In Early Childhood 101 you learned that children go from real and concrete to abstract. You also learned that children need to go from simple to complex. Take a look at how farm animals can nurture these pre-reading skills.

Visual Memory
Visual memory is critical for remembering letters, sight words, etc. If children can recognize farm animals they will develop the visual skills that will help them remember letters, numbers, shapes, etc.

Visual Discrimination
When children can recognize the difference between a horse and a cow, they'll be on the path for discriminating an "m" from an "n" and "the" from "that."

Auditory Discrimination
As children learn to tell the difference between sounds animals make like "baa baa" and "moo," they are developing auditory skills that will help them tell the difference between /b/ and /m/.

Auditory Memory
What sound does the duck make? Well, isn't that very similar to the sound that the letter "D" makes?

Old MacDonald
Sing along with me.

Note!  Make a red barn out of paper and staple a zip bag behind it. Use pictures of animals and insert them in the baggie as you sing “Old MacDonald Had a Farm.”

I Had a Bird
Here are some more animal sounds.

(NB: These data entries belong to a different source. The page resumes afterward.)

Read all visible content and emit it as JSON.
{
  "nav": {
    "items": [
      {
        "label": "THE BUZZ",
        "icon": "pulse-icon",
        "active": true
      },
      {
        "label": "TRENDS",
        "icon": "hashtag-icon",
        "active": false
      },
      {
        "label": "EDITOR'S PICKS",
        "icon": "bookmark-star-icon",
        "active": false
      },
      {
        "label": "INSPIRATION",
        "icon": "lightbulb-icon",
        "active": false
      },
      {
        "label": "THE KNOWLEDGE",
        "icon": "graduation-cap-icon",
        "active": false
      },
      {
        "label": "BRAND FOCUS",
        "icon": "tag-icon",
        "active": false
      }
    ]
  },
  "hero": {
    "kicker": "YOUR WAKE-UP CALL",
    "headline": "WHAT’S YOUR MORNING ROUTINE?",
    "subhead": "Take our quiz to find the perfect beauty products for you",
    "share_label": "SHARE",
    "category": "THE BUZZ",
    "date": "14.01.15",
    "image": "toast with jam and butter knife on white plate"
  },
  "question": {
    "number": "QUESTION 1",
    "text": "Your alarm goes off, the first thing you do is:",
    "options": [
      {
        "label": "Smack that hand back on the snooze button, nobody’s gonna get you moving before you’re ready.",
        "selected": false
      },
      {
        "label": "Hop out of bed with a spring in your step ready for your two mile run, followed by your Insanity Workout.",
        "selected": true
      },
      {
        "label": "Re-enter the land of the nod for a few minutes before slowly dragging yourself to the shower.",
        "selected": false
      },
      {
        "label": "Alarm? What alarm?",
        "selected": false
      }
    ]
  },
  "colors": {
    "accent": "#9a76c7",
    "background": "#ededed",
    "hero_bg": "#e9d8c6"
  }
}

Puppets, Puppets, Puppets!  
Invite children to make stick puppets, sack puppets, and envelope puppets of animals and use them as you sing the songs.